Try it: Supply the number of lines in the listing below in which the word "time" occurs, and nothing else.
○ ○ ○ ○
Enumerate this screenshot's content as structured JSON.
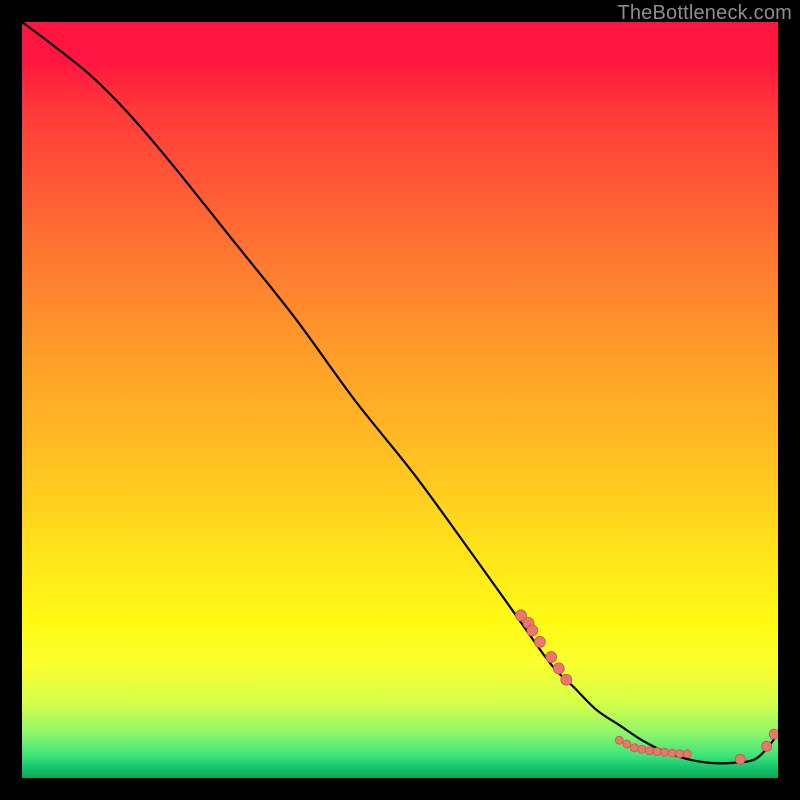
{
  "watermark": "TheBottleneck.com",
  "colors": {
    "page_bg": "#000000",
    "watermark": "#8e8e8e",
    "curve": "#000000",
    "dot_fill": "#e9776e",
    "dot_stroke": "#c9564a"
  },
  "chart_data": {
    "type": "line",
    "title": "",
    "xlabel": "",
    "ylabel": "",
    "xlim": [
      0,
      100
    ],
    "ylim": [
      0,
      100
    ],
    "legend": false,
    "grid": false,
    "background": "vertical-gradient red→green",
    "series": [
      {
        "name": "bottleneck-curve",
        "x": [
          0,
          4,
          9,
          14,
          20,
          28,
          36,
          44,
          52,
          60,
          65,
          70,
          73,
          76,
          79,
          82,
          85,
          88,
          91,
          94,
          97,
          99,
          100
        ],
        "y": [
          100,
          97,
          93,
          88,
          81,
          71,
          61,
          50,
          40,
          29,
          22,
          15,
          12,
          9,
          7,
          5,
          3.5,
          2.5,
          2,
          2,
          2.5,
          4.5,
          6
        ]
      }
    ],
    "scatter_clusters": [
      {
        "name": "descent-cluster",
        "points": [
          {
            "x": 66,
            "y": 21.5
          },
          {
            "x": 67,
            "y": 20.5
          },
          {
            "x": 67.5,
            "y": 19.5
          },
          {
            "x": 68.5,
            "y": 18
          },
          {
            "x": 70,
            "y": 16
          },
          {
            "x": 71,
            "y": 14.5
          },
          {
            "x": 72,
            "y": 13
          }
        ],
        "radius": 5.5
      },
      {
        "name": "valley-cluster",
        "points": [
          {
            "x": 79,
            "y": 5
          },
          {
            "x": 80,
            "y": 4.5
          },
          {
            "x": 81,
            "y": 4
          },
          {
            "x": 82,
            "y": 3.8
          },
          {
            "x": 83,
            "y": 3.6
          },
          {
            "x": 84,
            "y": 3.5
          },
          {
            "x": 85,
            "y": 3.4
          },
          {
            "x": 86,
            "y": 3.3
          },
          {
            "x": 87,
            "y": 3.2
          },
          {
            "x": 88,
            "y": 3.2
          }
        ],
        "radius": 4
      },
      {
        "name": "tail-cluster",
        "points": [
          {
            "x": 95,
            "y": 2.5
          },
          {
            "x": 98.5,
            "y": 4.2
          },
          {
            "x": 99.5,
            "y": 5.8
          }
        ],
        "radius": 5
      }
    ]
  }
}
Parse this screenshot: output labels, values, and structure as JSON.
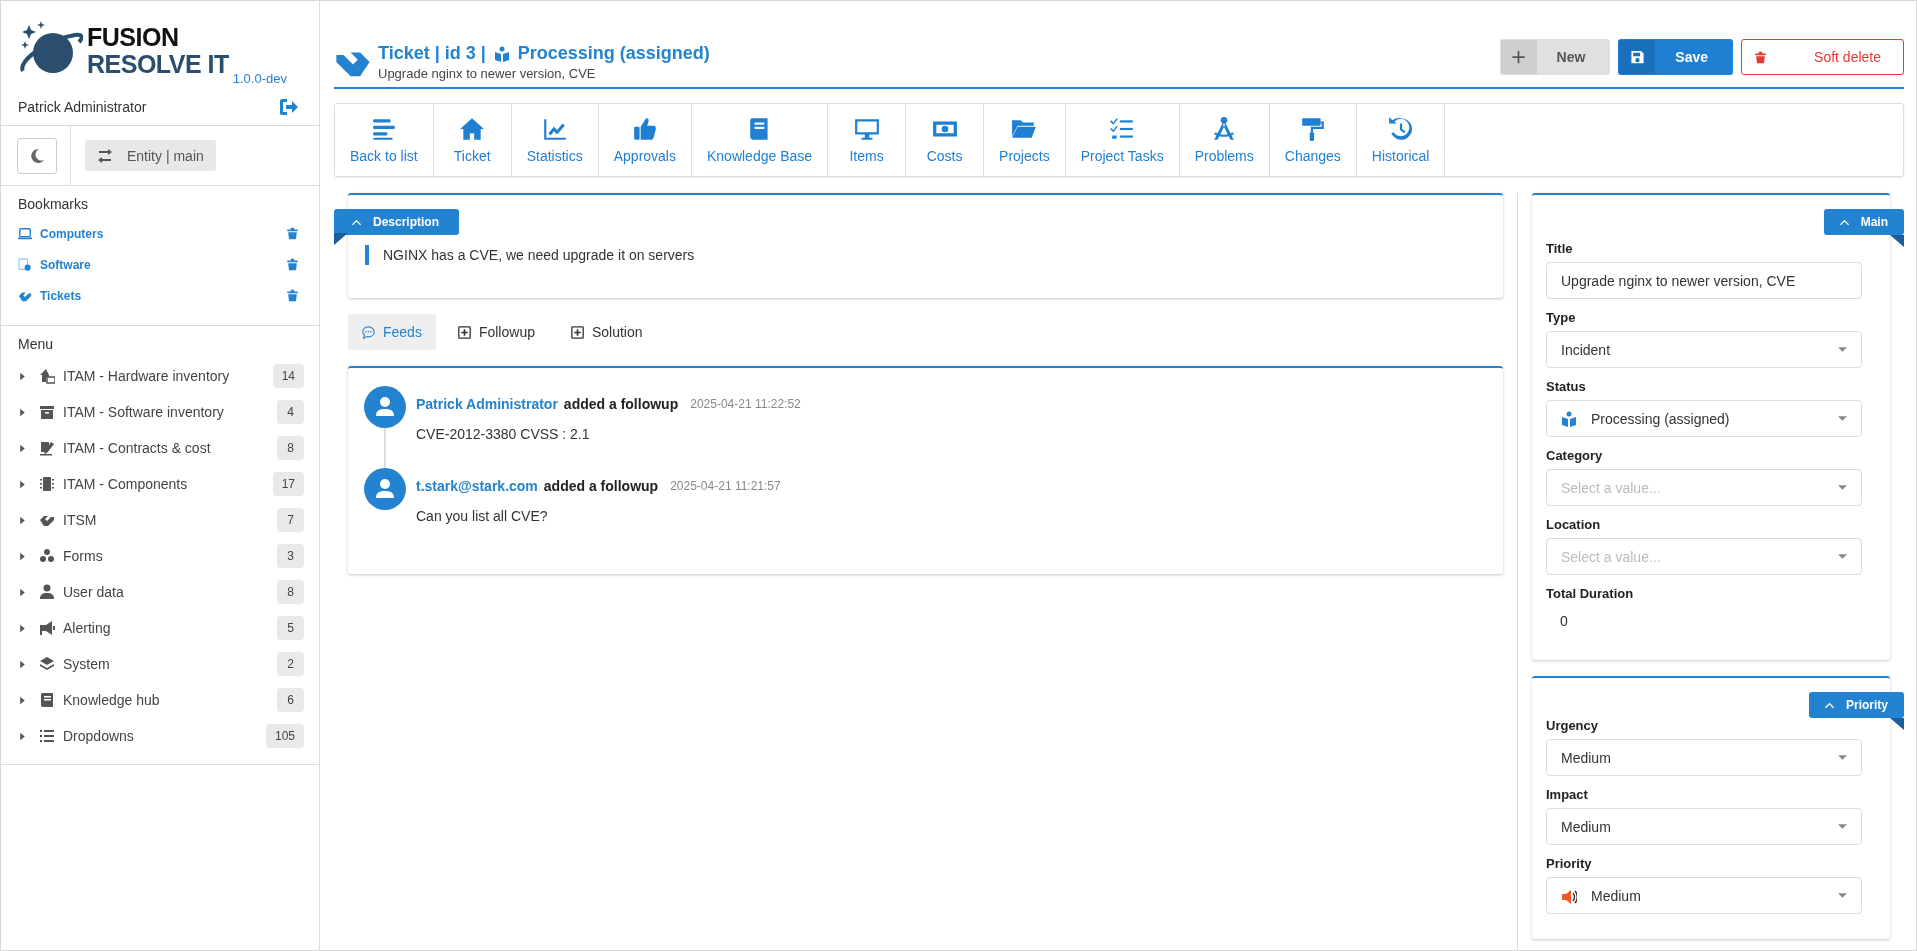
{
  "sidebar": {
    "logo": {
      "line1": "FUSION",
      "line2": "RESOLVE IT",
      "version": "1.0.0-dev"
    },
    "user": "Patrick Administrator",
    "entity_button": "Entity | main",
    "bookmarks": {
      "title": "Bookmarks",
      "items": [
        {
          "label": "Computers"
        },
        {
          "label": "Software"
        },
        {
          "label": "Tickets"
        }
      ]
    },
    "menu": {
      "title": "Menu",
      "items": [
        {
          "label": "ITAM - Hardware inventory",
          "count": "14",
          "expanded": false
        },
        {
          "label": "ITAM - Software inventory",
          "count": "4",
          "expanded": false
        },
        {
          "label": "ITAM - Contracts & cost",
          "count": "8",
          "expanded": false
        },
        {
          "label": "ITAM - Components",
          "count": "17",
          "expanded": false
        },
        {
          "label": "ITSM",
          "count": "7",
          "expanded": false
        },
        {
          "label": "Forms",
          "count": "3",
          "expanded": false
        },
        {
          "label": "User data",
          "count": "8",
          "expanded": false
        },
        {
          "label": "Alerting",
          "count": "5",
          "expanded": false
        },
        {
          "label": "System",
          "count": "2",
          "expanded": false
        },
        {
          "label": "Knowledge hub",
          "count": "6",
          "expanded": false
        },
        {
          "label": "Dropdowns",
          "count": "105",
          "expanded": false
        }
      ]
    }
  },
  "header": {
    "title": "Ticket | id 3 |",
    "status": "Processing (assigned)",
    "subtitle": "Upgrade nginx to newer version, CVE",
    "buttons": [
      {
        "label": "New",
        "kind": "secondary"
      },
      {
        "label": "Save",
        "kind": "primary"
      },
      {
        "label": "Soft delete",
        "kind": "danger"
      }
    ]
  },
  "toolbar": [
    {
      "label": "Back to list"
    },
    {
      "label": "Ticket"
    },
    {
      "label": "Statistics"
    },
    {
      "label": "Approvals"
    },
    {
      "label": "Knowledge Base"
    },
    {
      "label": "Items"
    },
    {
      "label": "Costs"
    },
    {
      "label": "Projects"
    },
    {
      "label": "Project Tasks"
    },
    {
      "label": "Problems"
    },
    {
      "label": "Changes"
    },
    {
      "label": "Historical"
    }
  ],
  "description": {
    "tag": "Description",
    "text": "NGINX has a CVE, we need upgrade it on servers"
  },
  "feed_tabs": [
    {
      "label": "Feeds",
      "selected": true
    },
    {
      "label": "Followup",
      "selected": false
    },
    {
      "label": "Solution",
      "selected": false
    }
  ],
  "feed": [
    {
      "author": "Patrick Administrator",
      "action": "added a followup",
      "time": "2025-04-21 11:22:52",
      "text": "CVE-2012-3380 CVSS : 2.1"
    },
    {
      "author": "t.stark@stark.com",
      "action": "added a followup",
      "time": "2025-04-21 11:21:57",
      "text": "Can you list all CVE?"
    }
  ],
  "panels": [
    {
      "tag": "Main",
      "fields": [
        {
          "label": "Title",
          "kind": "input",
          "value": "Upgrade nginx to newer version, CVE"
        },
        {
          "label": "Type",
          "kind": "select",
          "value": "Incident"
        },
        {
          "label": "Status",
          "kind": "select",
          "value": "Processing (assigned)"
        },
        {
          "label": "Category",
          "kind": "select",
          "placeholder": "Select a value..."
        },
        {
          "label": "Location",
          "kind": "select",
          "placeholder": "Select a value..."
        },
        {
          "label": "Total Duration",
          "kind": "static",
          "value": "0"
        }
      ]
    },
    {
      "tag": "Priority",
      "fields": [
        {
          "label": "Urgency",
          "kind": "select",
          "value": "Medium"
        },
        {
          "label": "Impact",
          "kind": "select",
          "value": "Medium"
        },
        {
          "label": "Priority",
          "kind": "select",
          "value": "Medium"
        }
      ]
    }
  ]
}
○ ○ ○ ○
Answer box: 2